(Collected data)
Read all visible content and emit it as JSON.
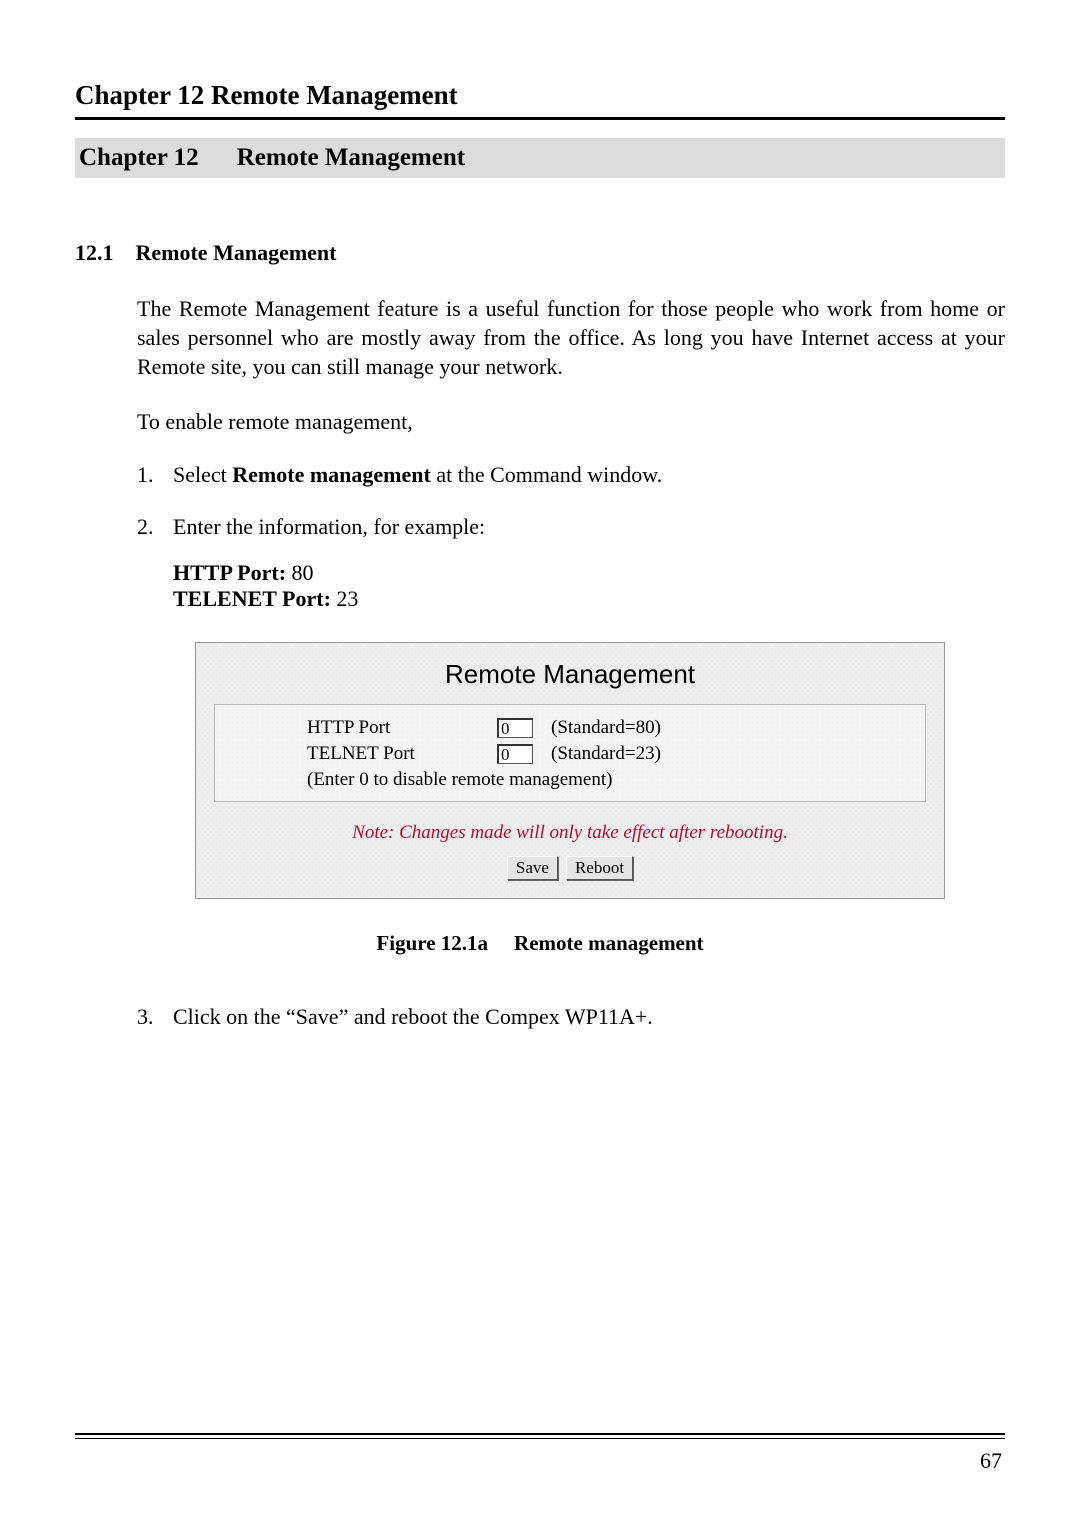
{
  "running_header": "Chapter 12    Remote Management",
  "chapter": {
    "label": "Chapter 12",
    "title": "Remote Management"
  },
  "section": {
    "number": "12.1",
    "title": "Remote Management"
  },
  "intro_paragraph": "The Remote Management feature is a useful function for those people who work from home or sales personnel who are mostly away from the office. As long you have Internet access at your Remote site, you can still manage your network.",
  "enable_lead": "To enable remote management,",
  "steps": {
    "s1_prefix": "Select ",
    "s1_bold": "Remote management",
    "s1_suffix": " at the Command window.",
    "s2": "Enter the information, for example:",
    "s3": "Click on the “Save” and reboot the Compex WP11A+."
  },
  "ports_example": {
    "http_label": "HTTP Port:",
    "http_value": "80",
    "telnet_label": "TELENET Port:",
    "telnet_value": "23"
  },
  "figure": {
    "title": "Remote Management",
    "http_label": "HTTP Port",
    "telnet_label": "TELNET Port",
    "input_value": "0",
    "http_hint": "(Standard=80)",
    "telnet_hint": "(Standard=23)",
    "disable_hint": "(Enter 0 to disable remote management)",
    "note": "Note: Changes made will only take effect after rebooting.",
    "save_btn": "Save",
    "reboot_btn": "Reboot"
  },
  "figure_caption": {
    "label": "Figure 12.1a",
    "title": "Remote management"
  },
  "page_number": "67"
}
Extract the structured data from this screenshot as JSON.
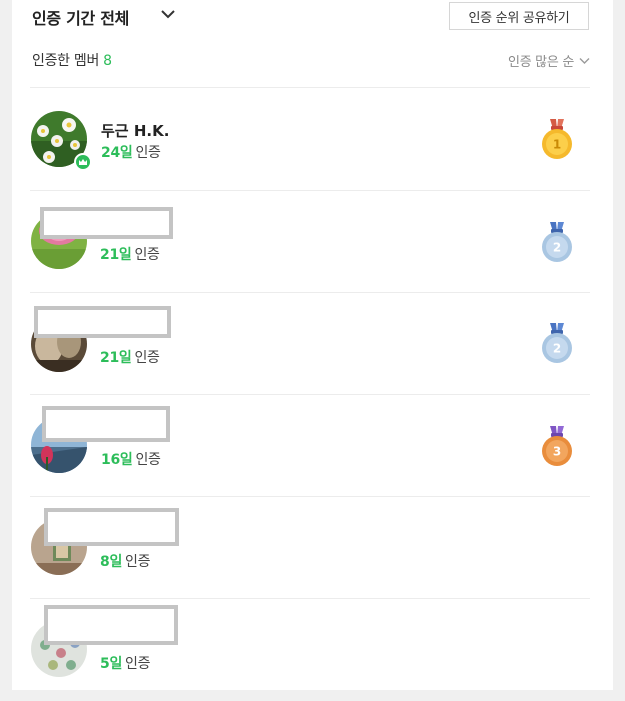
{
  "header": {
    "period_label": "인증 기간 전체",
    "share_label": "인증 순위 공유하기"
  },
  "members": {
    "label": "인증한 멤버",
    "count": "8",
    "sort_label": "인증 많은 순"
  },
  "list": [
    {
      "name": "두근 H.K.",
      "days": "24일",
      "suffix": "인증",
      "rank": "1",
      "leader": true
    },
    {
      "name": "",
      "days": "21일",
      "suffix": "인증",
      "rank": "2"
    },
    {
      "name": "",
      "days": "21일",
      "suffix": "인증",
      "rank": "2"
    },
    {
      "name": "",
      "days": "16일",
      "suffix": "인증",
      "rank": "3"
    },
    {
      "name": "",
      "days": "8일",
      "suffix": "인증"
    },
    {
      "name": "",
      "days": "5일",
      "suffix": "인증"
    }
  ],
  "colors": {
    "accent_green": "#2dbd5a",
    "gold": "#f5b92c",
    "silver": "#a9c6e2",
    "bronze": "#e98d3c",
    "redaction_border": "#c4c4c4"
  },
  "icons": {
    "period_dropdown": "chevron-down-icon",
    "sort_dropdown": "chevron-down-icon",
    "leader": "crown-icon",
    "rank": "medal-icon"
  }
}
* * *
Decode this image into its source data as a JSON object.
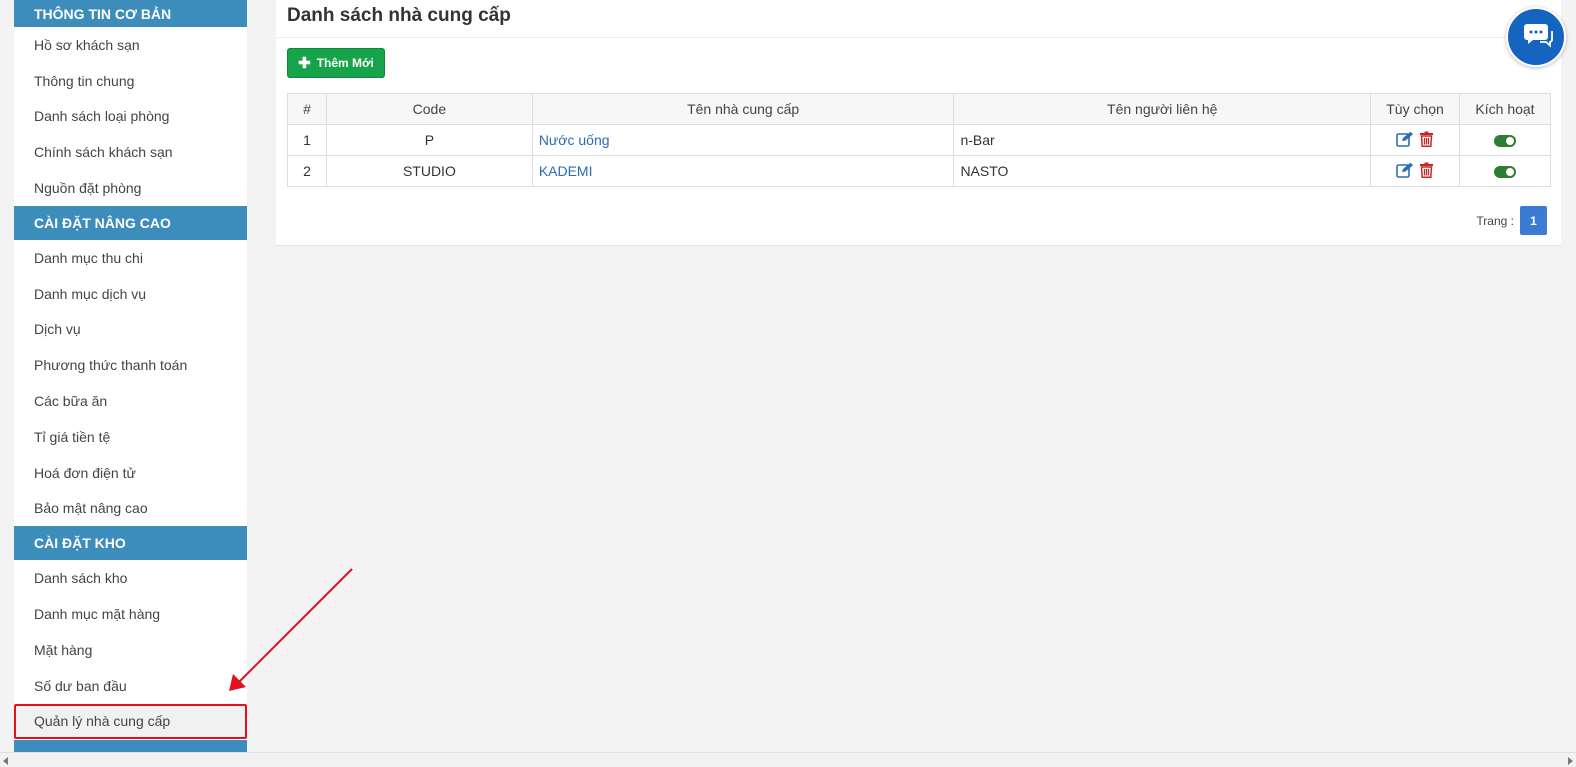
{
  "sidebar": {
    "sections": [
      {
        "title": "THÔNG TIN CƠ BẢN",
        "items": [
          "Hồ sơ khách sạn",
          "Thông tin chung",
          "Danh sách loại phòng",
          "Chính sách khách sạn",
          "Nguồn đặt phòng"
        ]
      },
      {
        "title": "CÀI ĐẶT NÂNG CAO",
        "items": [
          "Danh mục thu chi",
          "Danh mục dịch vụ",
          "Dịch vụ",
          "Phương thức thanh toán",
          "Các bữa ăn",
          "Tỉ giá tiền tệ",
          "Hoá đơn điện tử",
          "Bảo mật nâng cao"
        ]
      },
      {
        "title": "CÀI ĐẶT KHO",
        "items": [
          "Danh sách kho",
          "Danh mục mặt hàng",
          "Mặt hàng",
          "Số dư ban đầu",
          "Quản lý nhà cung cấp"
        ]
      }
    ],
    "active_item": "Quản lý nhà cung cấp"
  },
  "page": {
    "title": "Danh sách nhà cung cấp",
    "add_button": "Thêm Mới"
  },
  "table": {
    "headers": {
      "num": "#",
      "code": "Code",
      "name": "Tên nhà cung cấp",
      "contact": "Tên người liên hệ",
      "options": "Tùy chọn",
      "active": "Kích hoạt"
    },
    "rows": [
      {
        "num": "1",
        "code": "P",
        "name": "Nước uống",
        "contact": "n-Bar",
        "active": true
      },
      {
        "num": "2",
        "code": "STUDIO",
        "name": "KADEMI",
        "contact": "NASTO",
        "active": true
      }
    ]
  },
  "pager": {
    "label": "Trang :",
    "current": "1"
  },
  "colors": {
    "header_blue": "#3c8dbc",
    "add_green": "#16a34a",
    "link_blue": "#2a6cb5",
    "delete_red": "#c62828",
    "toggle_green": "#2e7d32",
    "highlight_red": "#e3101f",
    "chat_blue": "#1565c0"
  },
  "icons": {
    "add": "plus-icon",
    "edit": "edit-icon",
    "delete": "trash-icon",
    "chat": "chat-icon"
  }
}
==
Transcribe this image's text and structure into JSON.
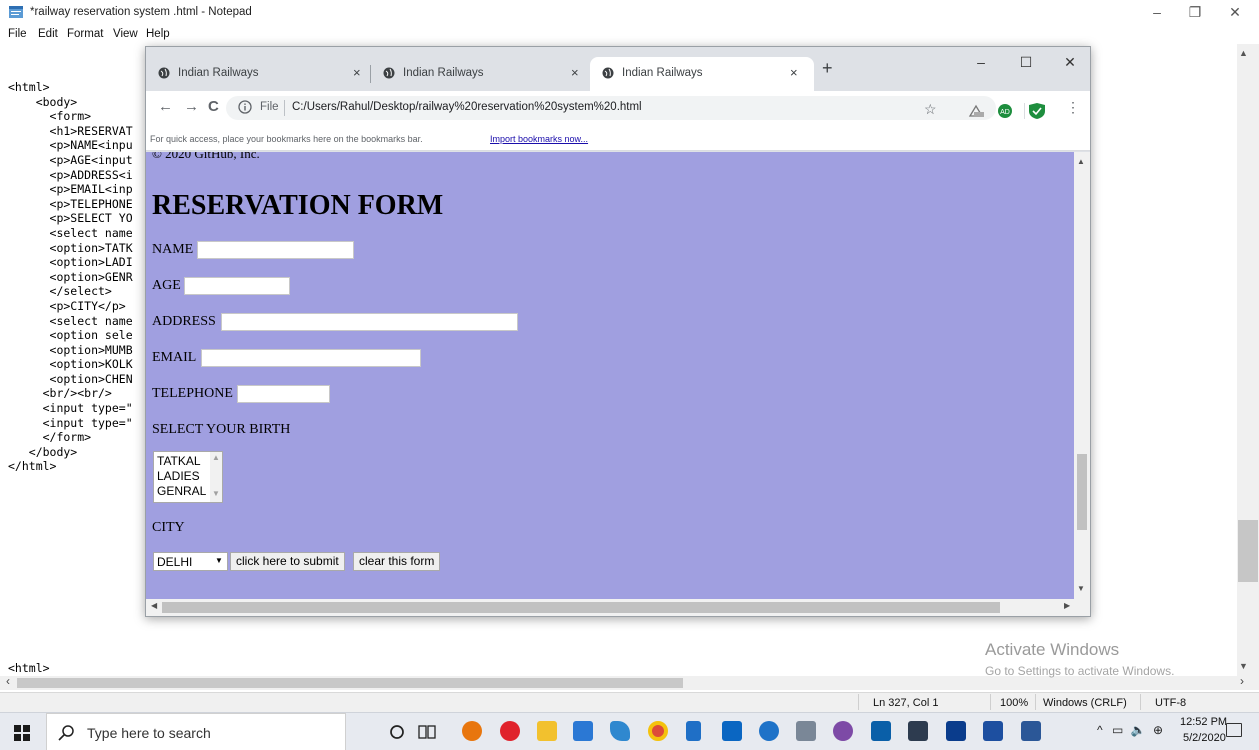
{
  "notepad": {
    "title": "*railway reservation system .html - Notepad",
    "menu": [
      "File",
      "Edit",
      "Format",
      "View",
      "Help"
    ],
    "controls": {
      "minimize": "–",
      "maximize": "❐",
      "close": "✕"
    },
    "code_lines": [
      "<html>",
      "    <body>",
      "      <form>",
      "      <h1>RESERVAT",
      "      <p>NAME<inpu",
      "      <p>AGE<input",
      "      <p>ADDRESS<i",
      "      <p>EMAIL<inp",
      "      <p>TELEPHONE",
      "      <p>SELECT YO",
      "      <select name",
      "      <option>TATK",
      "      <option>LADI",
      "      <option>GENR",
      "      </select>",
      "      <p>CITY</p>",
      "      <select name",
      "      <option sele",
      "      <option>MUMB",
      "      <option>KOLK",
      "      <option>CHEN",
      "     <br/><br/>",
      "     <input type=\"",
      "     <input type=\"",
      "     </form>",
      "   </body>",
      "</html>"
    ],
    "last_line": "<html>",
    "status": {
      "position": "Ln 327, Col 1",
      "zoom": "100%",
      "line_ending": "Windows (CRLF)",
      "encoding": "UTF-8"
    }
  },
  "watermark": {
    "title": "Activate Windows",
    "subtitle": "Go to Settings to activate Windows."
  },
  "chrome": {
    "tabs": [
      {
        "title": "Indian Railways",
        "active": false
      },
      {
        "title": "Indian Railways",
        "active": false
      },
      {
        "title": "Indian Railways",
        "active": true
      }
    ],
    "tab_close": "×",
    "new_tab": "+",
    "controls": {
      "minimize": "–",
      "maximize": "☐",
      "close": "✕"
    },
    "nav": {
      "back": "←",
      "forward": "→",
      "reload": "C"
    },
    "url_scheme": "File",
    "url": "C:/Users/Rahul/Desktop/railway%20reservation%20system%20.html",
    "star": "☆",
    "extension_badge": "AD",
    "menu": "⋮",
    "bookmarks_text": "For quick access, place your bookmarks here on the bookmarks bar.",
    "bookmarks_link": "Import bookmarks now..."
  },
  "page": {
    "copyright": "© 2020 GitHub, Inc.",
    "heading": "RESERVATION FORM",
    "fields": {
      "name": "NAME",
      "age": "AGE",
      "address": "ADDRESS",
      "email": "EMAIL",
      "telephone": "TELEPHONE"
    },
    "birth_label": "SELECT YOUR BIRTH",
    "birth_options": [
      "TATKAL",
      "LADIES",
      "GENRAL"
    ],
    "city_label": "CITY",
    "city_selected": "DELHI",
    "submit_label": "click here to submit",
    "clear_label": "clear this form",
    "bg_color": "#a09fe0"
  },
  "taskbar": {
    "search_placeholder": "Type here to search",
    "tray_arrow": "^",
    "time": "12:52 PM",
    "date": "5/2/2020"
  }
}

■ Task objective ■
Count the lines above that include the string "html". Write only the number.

■ Result for this task ■
5